At the end of his confession, he still wants Israel and Israelis to be loved for who they are as they are. He tells the confessor that “we are not only creative and innovative, but authentic and direct and warm and genuine and sexy,” adding that “our grace is the semi-barbaric grace of the wild ones.”
If Shavit provides the confession, it is Klein Halevi who forgives. Although religious himself, Klein Halevi writes like a compassionate agnostic, accepting the grand impossibility of knowing anything for certain in this life. Even though the paratroopers are all his elders, Klein Halevi himself emerges from the book as the all-forgiving father whose wayward children have returned. They have travelled, they have strayed, but he does not judge the follies of their youth. He looks upon them with love and simply tells their stories so that their children, as Klein Halevi writes in the dedication to his own children, will be able to write “the next chapter.”
It is only through the prism of Klein Halevi’s compassionate confessor that both Udi Adiv’s decision to travel to Damascus to assist an anti-Zionist terrorist plot, and the messianic euphoria that accompanied the establishment of the settlement of Ofra right in the midst of Arab Samaria, can be understood in context. It is only when Klein Halevi tells how Hanan Porat—who as a four-year-old boy was forced out of his home and saw most of his childhood friends orphaned when his kibbutz, Kfar Etzion, was conquered by the Jordanian Arab legion and razed to the ground—returned after 1967 to rebuild the demolished community; that it becomes impossible to think of Porat as an “illegal settler.”
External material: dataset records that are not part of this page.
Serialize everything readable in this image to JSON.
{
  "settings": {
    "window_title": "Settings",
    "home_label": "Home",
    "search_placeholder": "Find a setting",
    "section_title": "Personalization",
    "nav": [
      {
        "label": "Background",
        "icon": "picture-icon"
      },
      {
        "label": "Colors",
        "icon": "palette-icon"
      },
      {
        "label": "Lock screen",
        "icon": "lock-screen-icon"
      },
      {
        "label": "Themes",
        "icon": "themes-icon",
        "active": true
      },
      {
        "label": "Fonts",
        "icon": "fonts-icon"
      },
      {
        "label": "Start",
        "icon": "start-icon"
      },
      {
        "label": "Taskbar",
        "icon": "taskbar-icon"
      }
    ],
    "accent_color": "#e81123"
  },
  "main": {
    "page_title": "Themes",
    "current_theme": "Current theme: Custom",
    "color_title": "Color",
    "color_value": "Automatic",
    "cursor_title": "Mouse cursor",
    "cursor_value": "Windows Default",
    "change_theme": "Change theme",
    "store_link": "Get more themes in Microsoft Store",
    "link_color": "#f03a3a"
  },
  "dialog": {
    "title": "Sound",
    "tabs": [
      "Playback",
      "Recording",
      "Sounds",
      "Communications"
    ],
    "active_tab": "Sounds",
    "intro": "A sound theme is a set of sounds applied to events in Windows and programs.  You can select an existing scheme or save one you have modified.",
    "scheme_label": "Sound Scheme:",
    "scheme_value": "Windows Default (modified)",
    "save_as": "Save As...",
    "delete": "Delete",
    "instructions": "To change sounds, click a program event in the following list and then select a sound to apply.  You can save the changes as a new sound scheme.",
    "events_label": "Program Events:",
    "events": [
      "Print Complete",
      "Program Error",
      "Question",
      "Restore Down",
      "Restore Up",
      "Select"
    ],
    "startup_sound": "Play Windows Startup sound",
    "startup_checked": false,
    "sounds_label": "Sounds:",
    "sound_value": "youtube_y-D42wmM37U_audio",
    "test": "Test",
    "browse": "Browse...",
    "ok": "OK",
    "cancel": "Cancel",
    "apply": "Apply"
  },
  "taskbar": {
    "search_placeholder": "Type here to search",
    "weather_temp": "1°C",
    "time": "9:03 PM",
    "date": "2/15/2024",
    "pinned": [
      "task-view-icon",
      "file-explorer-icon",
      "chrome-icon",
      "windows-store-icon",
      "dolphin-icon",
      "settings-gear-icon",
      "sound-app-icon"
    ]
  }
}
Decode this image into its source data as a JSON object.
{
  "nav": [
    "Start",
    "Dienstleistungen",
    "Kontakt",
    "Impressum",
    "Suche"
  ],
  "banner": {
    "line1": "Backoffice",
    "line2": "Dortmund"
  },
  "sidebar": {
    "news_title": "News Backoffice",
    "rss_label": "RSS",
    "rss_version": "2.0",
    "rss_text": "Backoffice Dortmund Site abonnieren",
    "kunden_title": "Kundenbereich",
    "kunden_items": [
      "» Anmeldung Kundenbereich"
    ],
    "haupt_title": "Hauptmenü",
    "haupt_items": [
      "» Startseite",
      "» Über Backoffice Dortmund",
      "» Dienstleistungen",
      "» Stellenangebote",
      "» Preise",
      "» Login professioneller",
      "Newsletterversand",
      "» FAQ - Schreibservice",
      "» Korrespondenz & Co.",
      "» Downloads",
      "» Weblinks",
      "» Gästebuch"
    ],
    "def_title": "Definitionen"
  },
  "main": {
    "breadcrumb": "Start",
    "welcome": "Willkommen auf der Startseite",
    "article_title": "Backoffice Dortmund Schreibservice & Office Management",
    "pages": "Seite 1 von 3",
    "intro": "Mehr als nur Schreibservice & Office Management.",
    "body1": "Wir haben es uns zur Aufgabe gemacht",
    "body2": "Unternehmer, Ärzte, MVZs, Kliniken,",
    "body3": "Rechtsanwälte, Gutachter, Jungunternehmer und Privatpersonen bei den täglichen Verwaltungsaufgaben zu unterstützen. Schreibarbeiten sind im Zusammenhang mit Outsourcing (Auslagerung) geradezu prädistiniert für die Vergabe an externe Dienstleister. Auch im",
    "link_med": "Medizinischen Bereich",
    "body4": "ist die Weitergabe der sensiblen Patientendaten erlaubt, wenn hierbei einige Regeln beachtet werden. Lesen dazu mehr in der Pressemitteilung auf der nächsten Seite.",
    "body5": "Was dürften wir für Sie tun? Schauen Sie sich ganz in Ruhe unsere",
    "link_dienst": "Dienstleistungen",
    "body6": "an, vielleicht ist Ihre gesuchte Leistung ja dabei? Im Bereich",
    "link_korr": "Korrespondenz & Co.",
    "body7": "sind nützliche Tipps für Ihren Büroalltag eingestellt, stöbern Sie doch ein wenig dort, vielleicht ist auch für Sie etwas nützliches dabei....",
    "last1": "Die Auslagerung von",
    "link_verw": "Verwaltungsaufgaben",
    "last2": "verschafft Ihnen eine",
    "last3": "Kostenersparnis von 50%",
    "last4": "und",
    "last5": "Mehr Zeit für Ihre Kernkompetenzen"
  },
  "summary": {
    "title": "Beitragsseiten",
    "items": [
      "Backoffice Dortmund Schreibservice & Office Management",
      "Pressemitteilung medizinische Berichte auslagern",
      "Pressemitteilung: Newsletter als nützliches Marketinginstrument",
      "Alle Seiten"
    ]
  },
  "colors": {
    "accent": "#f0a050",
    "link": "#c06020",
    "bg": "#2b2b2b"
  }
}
When Klein Halevi recounts the story of how Yoel Bin-Nun, who at the age of twelve confessed to a girl that his deepest longing was for “the Temple to be rebuilt”; was present at the age of 21 at the now-famous speech by Rabbi Zvi Yehuda Kook on the eve of the Six-Day War, in which the rabbi cried out against the Arab occupation of ancient Jewish sites such Jerusalem, Hebron, and Jericho; and then found himself one of the first Israelis to stand atop the Temple Mount a few short weeks later; even a committed atheist can understand why Bin-Nun saw the hand of God in the 1967 victory, and why he felt that “Jewish history had vindicated Jewish faith.” It is through Klein Halevi’s prism that one finds compassion for all Israelis struggling to make sense of the momentous events—sometimes lasting no more than a few days—that have marked their entire lives.
At the end of their stories, both tellers have told the story of Israel—and it is indeed one. Klein Halevi is the weaver at his machine, painstakingly creating a single cloth and pattern from the wildly divergent lives of his protagonists. Detail after detail, almost without noticing, a magnificent tapestry emerges on the other side. It is a picture that encompasses everyone, Left and Right, religious and secular, capitalist and socialist—a pattern in which Israel is “the partial fulfillment and partial failure of the contradictory dreams” of his protagonists.
Shavit, in contrast, creates one Israel by breaking it apart and laying bare its constituent parts for all to see. Beautiful and ugly, proud and shameful, black and white, no grays whatsoever, they shine in the glaring sun. And as the reader closes the book and takes a step back, a picture of one Israel emerges. One Israel where all parts belong, all parts make sense, and all parts are necessary. One Israel that “offers the intensity of life on the edge.”
Klein Halevi and Shavit are those rare beings who are lovers of Israel and defenders of Zionism, yet are not blind to the faults of the object of their affection. Through their stories they have given young Israelis the greatest gift: A story in which they can find themselves and of which they can be proud. And with that gift, a future can be built.